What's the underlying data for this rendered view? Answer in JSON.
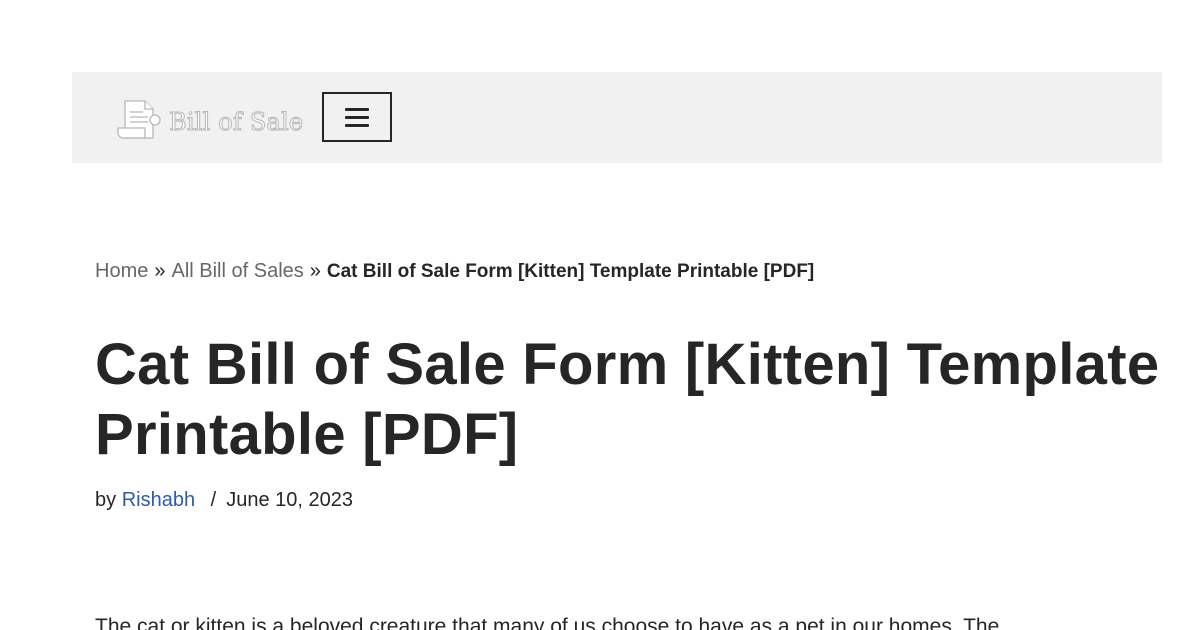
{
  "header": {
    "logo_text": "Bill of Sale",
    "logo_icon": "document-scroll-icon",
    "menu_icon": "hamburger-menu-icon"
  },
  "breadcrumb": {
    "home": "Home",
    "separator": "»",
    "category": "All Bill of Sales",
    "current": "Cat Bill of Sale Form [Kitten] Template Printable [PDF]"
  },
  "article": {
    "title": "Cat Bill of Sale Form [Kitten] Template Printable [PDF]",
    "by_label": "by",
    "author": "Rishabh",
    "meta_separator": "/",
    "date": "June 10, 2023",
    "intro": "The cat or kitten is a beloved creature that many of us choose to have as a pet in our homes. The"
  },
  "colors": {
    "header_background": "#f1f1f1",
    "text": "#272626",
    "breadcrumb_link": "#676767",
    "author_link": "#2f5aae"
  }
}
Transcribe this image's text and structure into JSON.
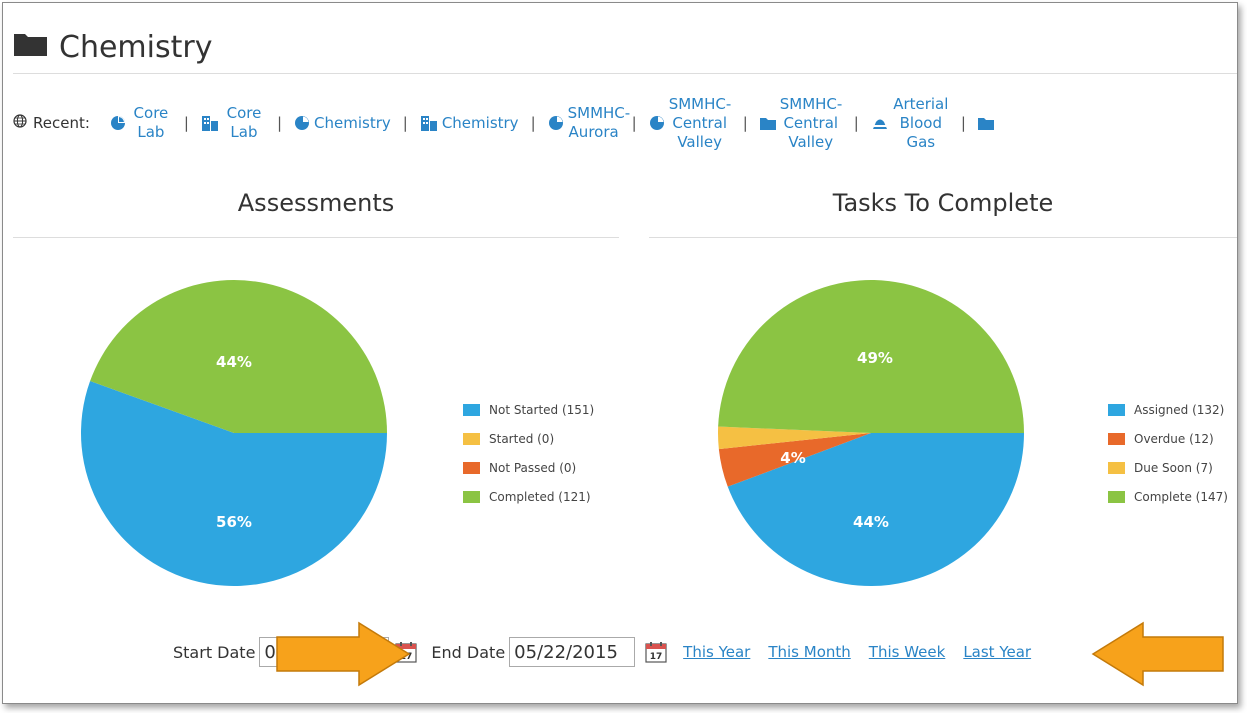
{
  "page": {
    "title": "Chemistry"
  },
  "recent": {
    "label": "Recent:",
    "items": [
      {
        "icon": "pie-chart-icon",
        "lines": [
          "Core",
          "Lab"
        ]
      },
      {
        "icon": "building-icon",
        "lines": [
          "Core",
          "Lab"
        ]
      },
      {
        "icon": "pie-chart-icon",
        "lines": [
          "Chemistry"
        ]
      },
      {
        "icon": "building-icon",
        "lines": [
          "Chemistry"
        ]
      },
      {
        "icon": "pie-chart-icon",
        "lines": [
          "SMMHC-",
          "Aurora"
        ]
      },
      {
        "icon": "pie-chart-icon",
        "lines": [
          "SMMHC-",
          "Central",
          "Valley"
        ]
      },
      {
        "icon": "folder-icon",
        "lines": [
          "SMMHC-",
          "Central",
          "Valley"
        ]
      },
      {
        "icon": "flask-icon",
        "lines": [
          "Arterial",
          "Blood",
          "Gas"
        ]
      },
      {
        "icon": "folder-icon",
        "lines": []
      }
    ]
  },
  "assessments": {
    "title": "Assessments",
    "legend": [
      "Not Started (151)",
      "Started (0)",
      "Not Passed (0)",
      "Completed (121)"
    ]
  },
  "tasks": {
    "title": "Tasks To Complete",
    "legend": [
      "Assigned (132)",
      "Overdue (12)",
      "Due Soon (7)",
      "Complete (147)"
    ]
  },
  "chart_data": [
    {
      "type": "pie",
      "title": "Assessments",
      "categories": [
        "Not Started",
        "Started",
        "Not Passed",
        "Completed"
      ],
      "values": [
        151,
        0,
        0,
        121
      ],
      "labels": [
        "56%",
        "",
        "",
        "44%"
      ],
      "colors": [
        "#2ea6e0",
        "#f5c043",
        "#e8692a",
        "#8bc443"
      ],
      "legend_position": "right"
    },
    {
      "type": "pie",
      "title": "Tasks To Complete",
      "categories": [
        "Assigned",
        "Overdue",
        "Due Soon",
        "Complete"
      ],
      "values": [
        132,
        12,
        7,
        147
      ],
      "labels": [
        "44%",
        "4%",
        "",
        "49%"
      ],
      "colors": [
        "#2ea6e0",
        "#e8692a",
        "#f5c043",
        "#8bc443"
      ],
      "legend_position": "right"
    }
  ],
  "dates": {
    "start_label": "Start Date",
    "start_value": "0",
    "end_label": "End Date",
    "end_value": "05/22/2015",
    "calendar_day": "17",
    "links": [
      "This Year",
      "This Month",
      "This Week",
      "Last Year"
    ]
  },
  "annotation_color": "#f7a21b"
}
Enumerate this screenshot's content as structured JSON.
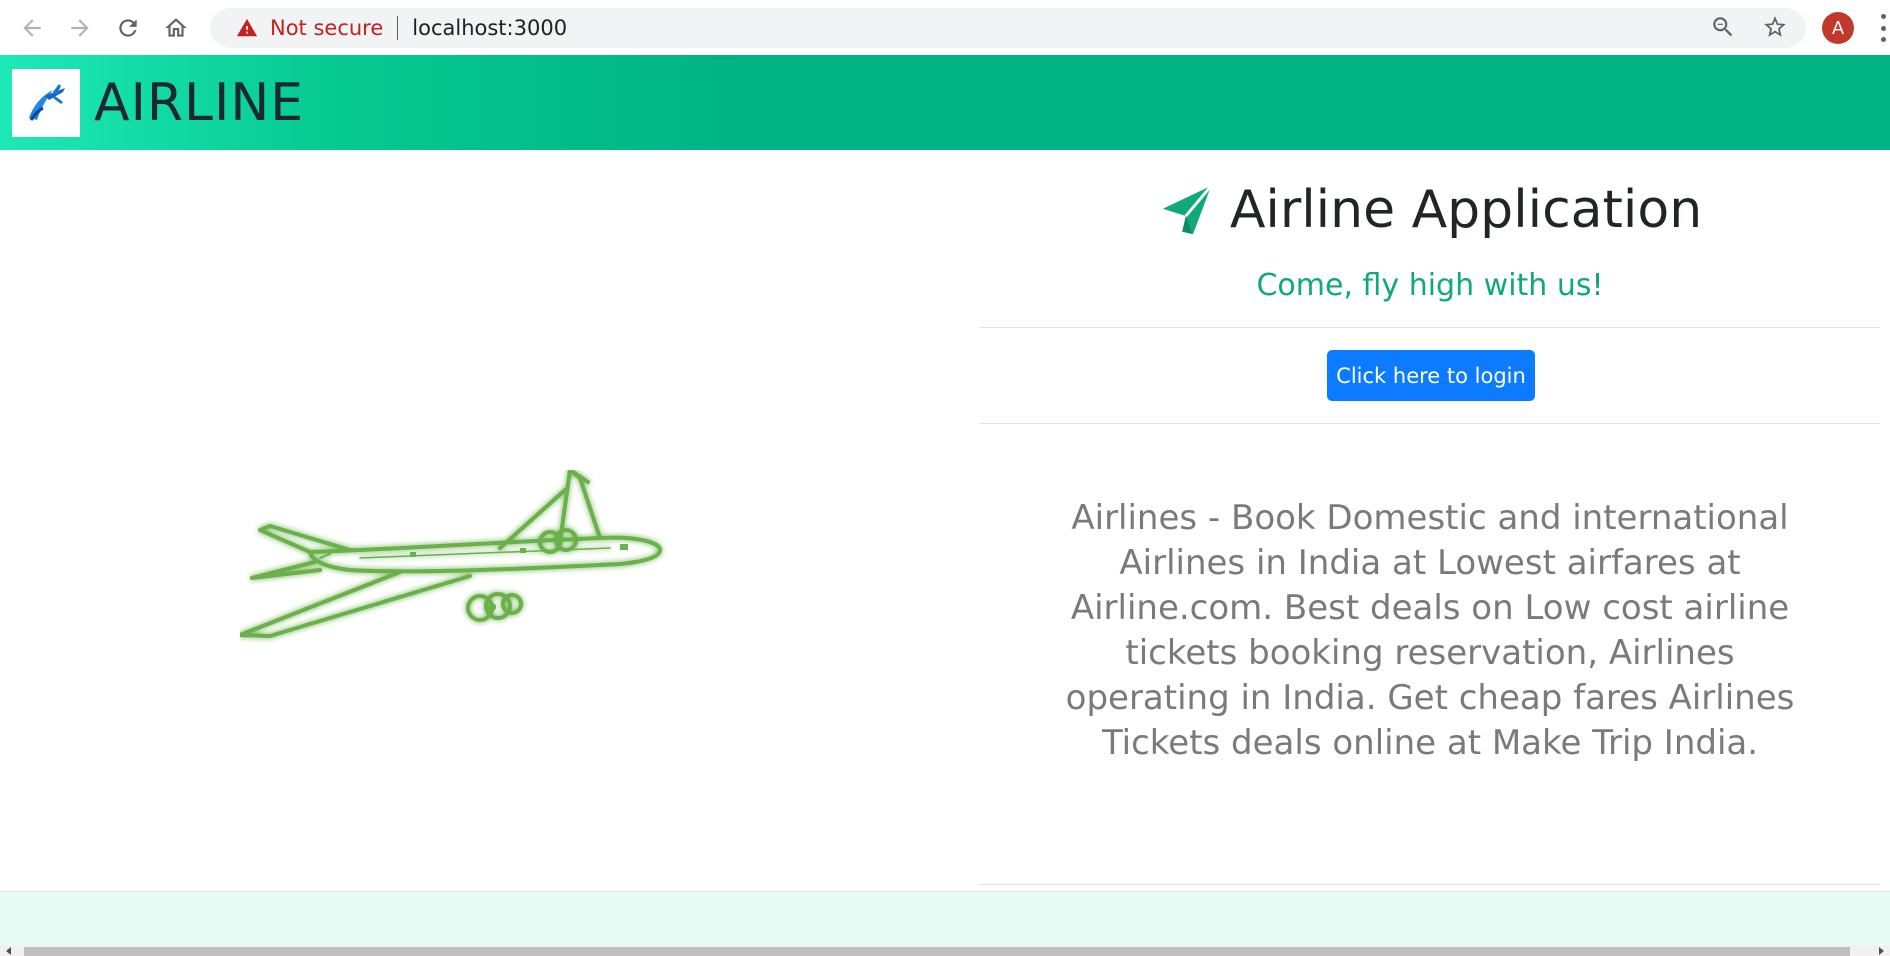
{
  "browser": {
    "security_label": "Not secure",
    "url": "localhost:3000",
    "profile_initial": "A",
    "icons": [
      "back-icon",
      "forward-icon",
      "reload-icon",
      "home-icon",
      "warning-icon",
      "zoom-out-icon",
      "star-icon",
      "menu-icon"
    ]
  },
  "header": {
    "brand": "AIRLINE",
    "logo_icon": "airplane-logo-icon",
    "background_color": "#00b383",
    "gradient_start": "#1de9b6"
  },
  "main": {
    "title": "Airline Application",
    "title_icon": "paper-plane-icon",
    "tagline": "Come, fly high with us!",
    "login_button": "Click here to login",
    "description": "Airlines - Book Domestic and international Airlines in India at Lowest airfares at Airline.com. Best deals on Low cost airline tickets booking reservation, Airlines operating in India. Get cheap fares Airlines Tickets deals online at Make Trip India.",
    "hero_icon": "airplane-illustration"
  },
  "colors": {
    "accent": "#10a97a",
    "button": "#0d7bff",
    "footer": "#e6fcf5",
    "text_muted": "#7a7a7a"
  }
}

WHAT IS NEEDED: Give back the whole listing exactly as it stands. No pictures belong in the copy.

WRITTEN REPLY:
What's the underlying data for this rendered view? Answer in JSON.
{
  "header": {
    "logo_text": "Bill of Sale",
    "logo_icon": "document-scroll-icon",
    "menu_icon": "hamburger-menu-icon"
  },
  "breadcrumb": {
    "home": "Home",
    "separator": "»",
    "category": "All Bill of Sales",
    "current": "Cat Bill of Sale Form [Kitten] Template Printable [PDF]"
  },
  "article": {
    "title": "Cat Bill of Sale Form [Kitten] Template Printable [PDF]",
    "by_label": "by",
    "author": "Rishabh",
    "meta_separator": "/",
    "date": "June 10, 2023",
    "intro": "The cat or kitten is a beloved creature that many of us choose to have as a pet in our homes. The"
  },
  "colors": {
    "header_background": "#f1f1f1",
    "text": "#272626",
    "breadcrumb_link": "#676767",
    "author_link": "#2f5aae"
  }
}
Transcribe this image's text and structure into JSON.
{
  "page": {
    "title": "Chemistry"
  },
  "recent": {
    "label": "Recent:",
    "items": [
      {
        "icon": "pie-chart-icon",
        "lines": [
          "Core",
          "Lab"
        ]
      },
      {
        "icon": "building-icon",
        "lines": [
          "Core",
          "Lab"
        ]
      },
      {
        "icon": "pie-chart-icon",
        "lines": [
          "Chemistry"
        ]
      },
      {
        "icon": "building-icon",
        "lines": [
          "Chemistry"
        ]
      },
      {
        "icon": "pie-chart-icon",
        "lines": [
          "SMMHC-",
          "Aurora"
        ]
      },
      {
        "icon": "pie-chart-icon",
        "lines": [
          "SMMHC-",
          "Central",
          "Valley"
        ]
      },
      {
        "icon": "folder-icon",
        "lines": [
          "SMMHC-",
          "Central",
          "Valley"
        ]
      },
      {
        "icon": "flask-icon",
        "lines": [
          "Arterial",
          "Blood",
          "Gas"
        ]
      },
      {
        "icon": "folder-icon",
        "lines": []
      }
    ]
  },
  "assessments": {
    "title": "Assessments",
    "legend": [
      "Not Started (151)",
      "Started (0)",
      "Not Passed (0)",
      "Completed (121)"
    ]
  },
  "tasks": {
    "title": "Tasks To Complete",
    "legend": [
      "Assigned (132)",
      "Overdue (12)",
      "Due Soon (7)",
      "Complete (147)"
    ]
  },
  "chart_data": [
    {
      "type": "pie",
      "title": "Assessments",
      "categories": [
        "Not Started",
        "Started",
        "Not Passed",
        "Completed"
      ],
      "values": [
        151,
        0,
        0,
        121
      ],
      "labels": [
        "56%",
        "",
        "",
        "44%"
      ],
      "colors": [
        "#2ea6e0",
        "#f5c043",
        "#e8692a",
        "#8bc443"
      ],
      "legend_position": "right"
    },
    {
      "type": "pie",
      "title": "Tasks To Complete",
      "categories": [
        "Assigned",
        "Overdue",
        "Due Soon",
        "Complete"
      ],
      "values": [
        132,
        12,
        7,
        147
      ],
      "labels": [
        "44%",
        "4%",
        "",
        "49%"
      ],
      "colors": [
        "#2ea6e0",
        "#e8692a",
        "#f5c043",
        "#8bc443"
      ],
      "legend_position": "right"
    }
  ],
  "dates": {
    "start_label": "Start Date",
    "start_value": "0",
    "end_label": "End Date",
    "end_value": "05/22/2015",
    "calendar_day": "17",
    "links": [
      "This Year",
      "This Month",
      "This Week",
      "Last Year"
    ]
  },
  "annotation_color": "#f7a21b"
}
Enumerate this screenshot's content as structured JSON.
{
  "browser": {
    "security_label": "Not secure",
    "url": "localhost:3000",
    "profile_initial": "A",
    "icons": [
      "back-icon",
      "forward-icon",
      "reload-icon",
      "home-icon",
      "warning-icon",
      "zoom-out-icon",
      "star-icon",
      "menu-icon"
    ]
  },
  "header": {
    "brand": "AIRLINE",
    "logo_icon": "airplane-logo-icon",
    "background_color": "#00b383",
    "gradient_start": "#1de9b6"
  },
  "main": {
    "title": "Airline Application",
    "title_icon": "paper-plane-icon",
    "tagline": "Come, fly high with us!",
    "login_button": "Click here to login",
    "description": "Airlines - Book Domestic and international Airlines in India at Lowest airfares at Airline.com. Best deals on Low cost airline tickets booking reservation, Airlines operating in India. Get cheap fares Airlines Tickets deals online at Make Trip India.",
    "hero_icon": "airplane-illustration"
  },
  "colors": {
    "accent": "#10a97a",
    "button": "#0d7bff",
    "footer": "#e6fcf5",
    "text_muted": "#7a7a7a"
  }
}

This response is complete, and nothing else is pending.